[PROVIDED DATA]:
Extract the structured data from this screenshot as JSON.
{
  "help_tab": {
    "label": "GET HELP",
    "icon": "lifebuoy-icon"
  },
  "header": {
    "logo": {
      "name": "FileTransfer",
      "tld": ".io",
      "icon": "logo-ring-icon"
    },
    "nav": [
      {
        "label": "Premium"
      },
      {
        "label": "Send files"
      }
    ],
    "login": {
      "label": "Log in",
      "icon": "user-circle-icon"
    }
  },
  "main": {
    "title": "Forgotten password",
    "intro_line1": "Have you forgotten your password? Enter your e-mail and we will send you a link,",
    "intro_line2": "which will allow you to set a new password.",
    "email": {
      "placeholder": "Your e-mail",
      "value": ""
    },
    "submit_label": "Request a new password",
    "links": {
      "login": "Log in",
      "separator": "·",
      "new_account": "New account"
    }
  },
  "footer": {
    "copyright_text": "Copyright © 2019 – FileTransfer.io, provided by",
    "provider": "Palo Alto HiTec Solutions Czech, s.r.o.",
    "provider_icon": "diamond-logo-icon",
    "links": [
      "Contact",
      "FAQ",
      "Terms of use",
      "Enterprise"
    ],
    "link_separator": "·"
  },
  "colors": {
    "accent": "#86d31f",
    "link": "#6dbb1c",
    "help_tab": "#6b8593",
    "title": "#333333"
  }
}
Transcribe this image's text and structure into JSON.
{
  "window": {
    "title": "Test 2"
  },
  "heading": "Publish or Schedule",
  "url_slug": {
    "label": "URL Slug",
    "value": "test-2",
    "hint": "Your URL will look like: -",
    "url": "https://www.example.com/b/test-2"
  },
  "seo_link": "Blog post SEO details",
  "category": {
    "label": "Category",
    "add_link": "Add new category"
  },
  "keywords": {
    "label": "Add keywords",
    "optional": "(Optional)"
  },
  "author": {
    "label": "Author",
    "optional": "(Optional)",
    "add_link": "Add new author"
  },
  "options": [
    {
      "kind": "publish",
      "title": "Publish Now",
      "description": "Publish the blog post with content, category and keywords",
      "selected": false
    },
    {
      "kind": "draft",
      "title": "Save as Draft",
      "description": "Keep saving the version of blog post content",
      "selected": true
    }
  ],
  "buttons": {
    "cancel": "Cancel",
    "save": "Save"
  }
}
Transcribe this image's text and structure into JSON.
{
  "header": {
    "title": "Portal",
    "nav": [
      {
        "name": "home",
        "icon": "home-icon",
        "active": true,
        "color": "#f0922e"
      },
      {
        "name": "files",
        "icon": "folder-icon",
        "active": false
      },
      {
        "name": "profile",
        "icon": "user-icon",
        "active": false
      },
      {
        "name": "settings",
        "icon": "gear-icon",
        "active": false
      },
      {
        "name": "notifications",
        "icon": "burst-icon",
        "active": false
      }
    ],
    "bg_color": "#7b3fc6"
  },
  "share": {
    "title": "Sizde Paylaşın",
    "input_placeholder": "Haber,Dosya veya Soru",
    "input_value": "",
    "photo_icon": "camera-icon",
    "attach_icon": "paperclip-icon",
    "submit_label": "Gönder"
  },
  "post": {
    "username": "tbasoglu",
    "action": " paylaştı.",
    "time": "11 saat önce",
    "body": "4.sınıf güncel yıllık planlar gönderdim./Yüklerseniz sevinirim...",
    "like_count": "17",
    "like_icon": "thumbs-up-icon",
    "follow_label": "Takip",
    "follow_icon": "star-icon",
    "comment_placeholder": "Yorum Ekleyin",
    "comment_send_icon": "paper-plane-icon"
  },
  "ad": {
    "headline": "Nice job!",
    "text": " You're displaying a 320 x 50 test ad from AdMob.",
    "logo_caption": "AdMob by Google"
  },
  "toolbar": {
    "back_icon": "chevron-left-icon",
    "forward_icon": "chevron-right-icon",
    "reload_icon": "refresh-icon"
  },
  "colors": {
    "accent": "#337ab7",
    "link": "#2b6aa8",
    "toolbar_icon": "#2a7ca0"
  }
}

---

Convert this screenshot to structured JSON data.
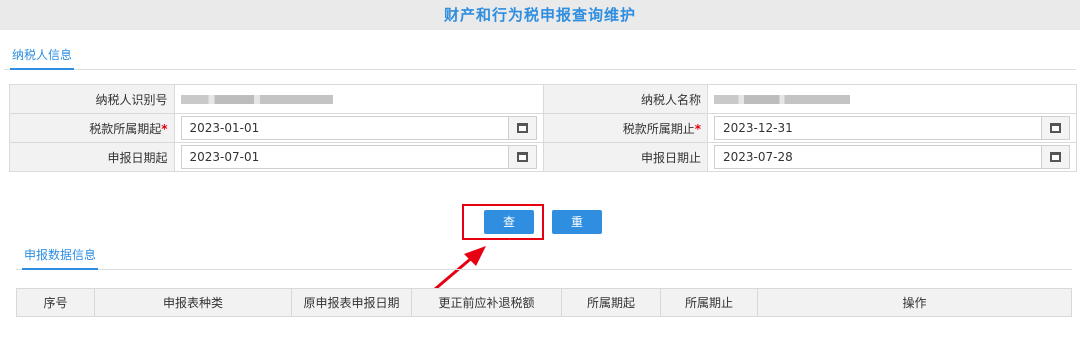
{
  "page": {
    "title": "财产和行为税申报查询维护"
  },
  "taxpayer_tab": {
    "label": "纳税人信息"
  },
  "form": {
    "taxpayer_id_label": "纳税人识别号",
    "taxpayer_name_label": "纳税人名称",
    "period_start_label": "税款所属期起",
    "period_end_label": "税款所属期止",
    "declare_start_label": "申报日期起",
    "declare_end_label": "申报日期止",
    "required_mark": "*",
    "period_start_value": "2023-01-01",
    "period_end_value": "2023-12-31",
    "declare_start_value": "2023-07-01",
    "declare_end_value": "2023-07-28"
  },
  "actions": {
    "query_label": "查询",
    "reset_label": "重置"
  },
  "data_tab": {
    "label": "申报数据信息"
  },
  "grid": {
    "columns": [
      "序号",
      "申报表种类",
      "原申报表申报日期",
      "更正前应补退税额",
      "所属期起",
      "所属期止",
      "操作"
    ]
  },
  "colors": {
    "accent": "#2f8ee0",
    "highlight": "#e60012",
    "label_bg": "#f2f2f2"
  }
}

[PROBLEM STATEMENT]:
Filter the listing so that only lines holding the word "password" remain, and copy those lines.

[SOLUTION BELOW]:
    "title": "Forgotten password",
    "intro_line1": "Have you forgotten your password? Enter your e-mail and we will send you a link,",
    "intro_line2": "which will allow you to set a new password.",
    "submit_label": "Request a new password",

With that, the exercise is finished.